▶ **INSTRUCTIONS TO FOLLOW**
Find the word "help" in the records and copy every line where it occurs.

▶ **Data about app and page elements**
+ + + + + + +
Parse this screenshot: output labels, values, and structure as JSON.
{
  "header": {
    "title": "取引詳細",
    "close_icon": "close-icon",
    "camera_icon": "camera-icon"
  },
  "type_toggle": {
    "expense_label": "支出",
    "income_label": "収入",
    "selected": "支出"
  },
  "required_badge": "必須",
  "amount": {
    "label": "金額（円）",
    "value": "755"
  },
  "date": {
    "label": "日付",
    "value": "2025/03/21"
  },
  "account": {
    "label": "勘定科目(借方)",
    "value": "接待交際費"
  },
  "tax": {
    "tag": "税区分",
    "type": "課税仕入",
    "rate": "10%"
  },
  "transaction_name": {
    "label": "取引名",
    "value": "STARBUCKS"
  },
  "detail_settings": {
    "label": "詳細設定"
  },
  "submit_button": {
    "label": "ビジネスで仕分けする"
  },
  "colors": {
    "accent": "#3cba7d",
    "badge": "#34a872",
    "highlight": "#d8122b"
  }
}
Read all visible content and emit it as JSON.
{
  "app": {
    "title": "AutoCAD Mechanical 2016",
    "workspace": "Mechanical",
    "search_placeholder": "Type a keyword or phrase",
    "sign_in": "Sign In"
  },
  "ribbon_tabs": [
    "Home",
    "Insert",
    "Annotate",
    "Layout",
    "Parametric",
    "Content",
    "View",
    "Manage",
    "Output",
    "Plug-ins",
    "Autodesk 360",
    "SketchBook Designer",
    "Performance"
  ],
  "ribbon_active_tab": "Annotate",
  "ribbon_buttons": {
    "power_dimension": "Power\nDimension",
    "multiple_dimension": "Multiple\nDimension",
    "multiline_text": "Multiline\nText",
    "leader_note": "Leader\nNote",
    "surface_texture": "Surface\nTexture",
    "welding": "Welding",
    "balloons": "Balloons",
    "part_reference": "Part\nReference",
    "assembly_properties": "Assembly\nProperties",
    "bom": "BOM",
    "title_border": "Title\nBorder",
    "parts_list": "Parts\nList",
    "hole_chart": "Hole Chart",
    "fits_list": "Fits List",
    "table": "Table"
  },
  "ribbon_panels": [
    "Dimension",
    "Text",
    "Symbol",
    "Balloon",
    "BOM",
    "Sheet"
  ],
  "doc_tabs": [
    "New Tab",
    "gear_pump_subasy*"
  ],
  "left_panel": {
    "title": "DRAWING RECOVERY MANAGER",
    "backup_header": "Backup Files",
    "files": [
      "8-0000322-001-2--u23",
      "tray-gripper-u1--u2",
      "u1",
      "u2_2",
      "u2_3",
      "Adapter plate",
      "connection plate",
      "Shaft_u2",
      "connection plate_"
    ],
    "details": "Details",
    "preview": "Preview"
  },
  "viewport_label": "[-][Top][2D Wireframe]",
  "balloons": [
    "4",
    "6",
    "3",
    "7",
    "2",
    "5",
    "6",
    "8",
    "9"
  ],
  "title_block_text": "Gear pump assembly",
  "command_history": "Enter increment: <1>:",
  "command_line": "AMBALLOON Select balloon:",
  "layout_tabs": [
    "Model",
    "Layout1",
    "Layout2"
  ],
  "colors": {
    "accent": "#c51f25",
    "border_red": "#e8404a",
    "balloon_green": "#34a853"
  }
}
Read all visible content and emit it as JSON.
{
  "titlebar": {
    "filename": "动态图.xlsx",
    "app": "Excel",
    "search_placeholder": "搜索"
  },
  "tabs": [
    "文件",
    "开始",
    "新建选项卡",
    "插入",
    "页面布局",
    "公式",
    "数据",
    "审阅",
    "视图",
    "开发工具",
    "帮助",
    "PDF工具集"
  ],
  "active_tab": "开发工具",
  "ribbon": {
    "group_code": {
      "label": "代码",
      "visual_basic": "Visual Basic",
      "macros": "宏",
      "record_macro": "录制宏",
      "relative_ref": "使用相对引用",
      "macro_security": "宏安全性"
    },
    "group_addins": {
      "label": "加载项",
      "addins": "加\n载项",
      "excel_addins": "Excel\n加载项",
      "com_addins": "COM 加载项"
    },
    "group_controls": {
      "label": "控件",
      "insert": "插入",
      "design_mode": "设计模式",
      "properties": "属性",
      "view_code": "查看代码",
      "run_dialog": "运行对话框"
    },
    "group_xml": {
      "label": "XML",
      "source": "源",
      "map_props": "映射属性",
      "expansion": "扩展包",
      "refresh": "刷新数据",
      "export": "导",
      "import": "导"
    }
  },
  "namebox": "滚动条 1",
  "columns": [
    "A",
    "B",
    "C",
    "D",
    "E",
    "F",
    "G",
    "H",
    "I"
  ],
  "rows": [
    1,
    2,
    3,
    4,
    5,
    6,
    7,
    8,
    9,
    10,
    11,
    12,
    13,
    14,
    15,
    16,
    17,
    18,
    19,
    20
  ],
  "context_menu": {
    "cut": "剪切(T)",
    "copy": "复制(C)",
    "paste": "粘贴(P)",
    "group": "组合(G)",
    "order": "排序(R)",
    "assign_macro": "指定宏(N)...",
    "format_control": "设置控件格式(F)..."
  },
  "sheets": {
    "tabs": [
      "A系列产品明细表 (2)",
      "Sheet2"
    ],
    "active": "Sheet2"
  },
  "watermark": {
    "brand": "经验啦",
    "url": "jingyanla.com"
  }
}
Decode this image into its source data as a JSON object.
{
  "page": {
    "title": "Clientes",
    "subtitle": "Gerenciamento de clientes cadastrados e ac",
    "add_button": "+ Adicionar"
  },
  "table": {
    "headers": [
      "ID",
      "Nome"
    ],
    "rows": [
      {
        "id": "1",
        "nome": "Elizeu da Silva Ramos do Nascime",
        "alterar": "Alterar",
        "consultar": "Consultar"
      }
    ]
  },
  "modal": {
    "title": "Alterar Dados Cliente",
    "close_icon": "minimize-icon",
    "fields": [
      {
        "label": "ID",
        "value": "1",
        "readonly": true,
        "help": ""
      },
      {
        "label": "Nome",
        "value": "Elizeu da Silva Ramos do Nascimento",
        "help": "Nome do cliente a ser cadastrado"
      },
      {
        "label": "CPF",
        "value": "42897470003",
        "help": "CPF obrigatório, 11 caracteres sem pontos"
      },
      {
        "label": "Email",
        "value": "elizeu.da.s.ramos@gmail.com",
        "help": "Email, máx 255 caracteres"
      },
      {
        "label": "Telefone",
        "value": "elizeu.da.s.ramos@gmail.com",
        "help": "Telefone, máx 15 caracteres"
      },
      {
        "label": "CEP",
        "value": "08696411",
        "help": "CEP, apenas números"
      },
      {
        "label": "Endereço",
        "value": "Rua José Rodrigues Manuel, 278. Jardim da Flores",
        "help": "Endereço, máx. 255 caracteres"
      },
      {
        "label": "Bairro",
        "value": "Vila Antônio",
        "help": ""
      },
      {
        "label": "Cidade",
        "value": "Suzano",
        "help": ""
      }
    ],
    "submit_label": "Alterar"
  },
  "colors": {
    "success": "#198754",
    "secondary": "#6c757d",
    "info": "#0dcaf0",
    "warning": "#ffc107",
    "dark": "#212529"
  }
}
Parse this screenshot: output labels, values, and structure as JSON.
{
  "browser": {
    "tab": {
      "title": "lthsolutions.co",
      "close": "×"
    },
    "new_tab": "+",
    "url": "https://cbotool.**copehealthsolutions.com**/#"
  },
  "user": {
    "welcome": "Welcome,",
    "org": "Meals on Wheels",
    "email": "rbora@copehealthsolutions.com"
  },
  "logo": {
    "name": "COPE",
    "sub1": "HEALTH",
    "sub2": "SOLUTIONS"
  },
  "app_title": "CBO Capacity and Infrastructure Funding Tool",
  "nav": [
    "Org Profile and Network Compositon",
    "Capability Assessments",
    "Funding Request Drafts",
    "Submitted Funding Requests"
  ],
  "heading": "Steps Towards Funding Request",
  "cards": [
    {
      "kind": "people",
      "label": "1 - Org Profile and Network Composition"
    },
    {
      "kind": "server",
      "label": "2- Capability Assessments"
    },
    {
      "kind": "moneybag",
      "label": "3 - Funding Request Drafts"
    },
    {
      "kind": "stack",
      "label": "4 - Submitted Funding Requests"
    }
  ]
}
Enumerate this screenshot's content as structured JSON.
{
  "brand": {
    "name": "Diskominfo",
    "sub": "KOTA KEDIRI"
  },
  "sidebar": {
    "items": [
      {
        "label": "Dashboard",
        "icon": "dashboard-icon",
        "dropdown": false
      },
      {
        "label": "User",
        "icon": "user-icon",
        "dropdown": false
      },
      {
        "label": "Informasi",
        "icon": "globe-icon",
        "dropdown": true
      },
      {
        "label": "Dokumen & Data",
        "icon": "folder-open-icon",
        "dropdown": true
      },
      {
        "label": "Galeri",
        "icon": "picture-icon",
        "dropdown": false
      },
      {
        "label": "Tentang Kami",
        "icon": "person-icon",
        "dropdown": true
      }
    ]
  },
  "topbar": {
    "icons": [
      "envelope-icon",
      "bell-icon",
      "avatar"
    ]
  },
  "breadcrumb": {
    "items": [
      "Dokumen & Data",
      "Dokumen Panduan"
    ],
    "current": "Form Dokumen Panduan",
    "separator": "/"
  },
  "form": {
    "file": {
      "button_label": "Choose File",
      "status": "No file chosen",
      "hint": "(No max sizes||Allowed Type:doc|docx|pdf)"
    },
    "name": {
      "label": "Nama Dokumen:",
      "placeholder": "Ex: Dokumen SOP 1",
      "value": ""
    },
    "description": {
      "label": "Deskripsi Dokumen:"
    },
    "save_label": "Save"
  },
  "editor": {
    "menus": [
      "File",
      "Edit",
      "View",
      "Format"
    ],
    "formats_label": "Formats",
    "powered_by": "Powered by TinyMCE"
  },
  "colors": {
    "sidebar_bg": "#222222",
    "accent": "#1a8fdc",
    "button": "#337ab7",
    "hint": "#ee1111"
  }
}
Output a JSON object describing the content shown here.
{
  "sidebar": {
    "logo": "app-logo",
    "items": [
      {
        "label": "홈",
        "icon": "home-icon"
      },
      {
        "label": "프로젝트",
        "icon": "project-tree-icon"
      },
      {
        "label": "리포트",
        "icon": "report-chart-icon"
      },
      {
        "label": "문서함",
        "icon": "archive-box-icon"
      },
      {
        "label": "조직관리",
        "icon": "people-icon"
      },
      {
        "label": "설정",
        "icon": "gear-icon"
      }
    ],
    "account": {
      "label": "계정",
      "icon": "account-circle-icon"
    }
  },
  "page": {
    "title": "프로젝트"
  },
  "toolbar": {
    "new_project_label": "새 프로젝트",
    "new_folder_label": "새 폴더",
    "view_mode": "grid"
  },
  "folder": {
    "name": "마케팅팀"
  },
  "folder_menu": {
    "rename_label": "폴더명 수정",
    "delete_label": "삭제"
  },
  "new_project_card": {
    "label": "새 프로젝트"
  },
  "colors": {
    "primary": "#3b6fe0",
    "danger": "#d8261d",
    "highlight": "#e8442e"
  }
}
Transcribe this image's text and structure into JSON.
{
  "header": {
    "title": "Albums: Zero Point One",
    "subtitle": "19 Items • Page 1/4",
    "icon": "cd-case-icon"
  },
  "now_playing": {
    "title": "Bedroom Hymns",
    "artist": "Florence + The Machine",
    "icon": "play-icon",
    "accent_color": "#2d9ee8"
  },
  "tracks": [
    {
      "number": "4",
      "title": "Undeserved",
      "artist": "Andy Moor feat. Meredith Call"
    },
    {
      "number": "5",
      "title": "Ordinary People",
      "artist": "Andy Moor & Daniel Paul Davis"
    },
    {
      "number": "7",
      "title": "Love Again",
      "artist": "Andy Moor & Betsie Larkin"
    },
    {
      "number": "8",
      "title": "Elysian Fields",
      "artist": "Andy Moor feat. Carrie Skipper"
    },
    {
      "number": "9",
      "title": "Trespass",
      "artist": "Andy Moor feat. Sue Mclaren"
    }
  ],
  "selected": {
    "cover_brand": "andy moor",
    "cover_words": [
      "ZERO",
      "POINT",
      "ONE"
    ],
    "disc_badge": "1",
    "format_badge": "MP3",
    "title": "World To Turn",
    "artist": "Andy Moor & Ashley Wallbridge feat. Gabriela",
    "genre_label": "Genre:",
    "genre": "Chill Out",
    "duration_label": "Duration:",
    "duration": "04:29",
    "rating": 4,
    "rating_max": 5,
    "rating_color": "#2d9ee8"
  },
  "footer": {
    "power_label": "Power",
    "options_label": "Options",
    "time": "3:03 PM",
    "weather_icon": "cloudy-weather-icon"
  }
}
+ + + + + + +
▶ **RESULT**
        "help": ""
        "help": "Nome do cliente a ser cadastrado"
        "help": "CPF obrigatório, 11 caracteres sem pontos"
        "help": "Email, máx 255 caracteres"
        "help": "Telefone, máx 15 caracteres"
        "help": "CEP, apenas números"
        "help": "Endereço, máx. 255 caracteres"
        "help": ""
        "help": ""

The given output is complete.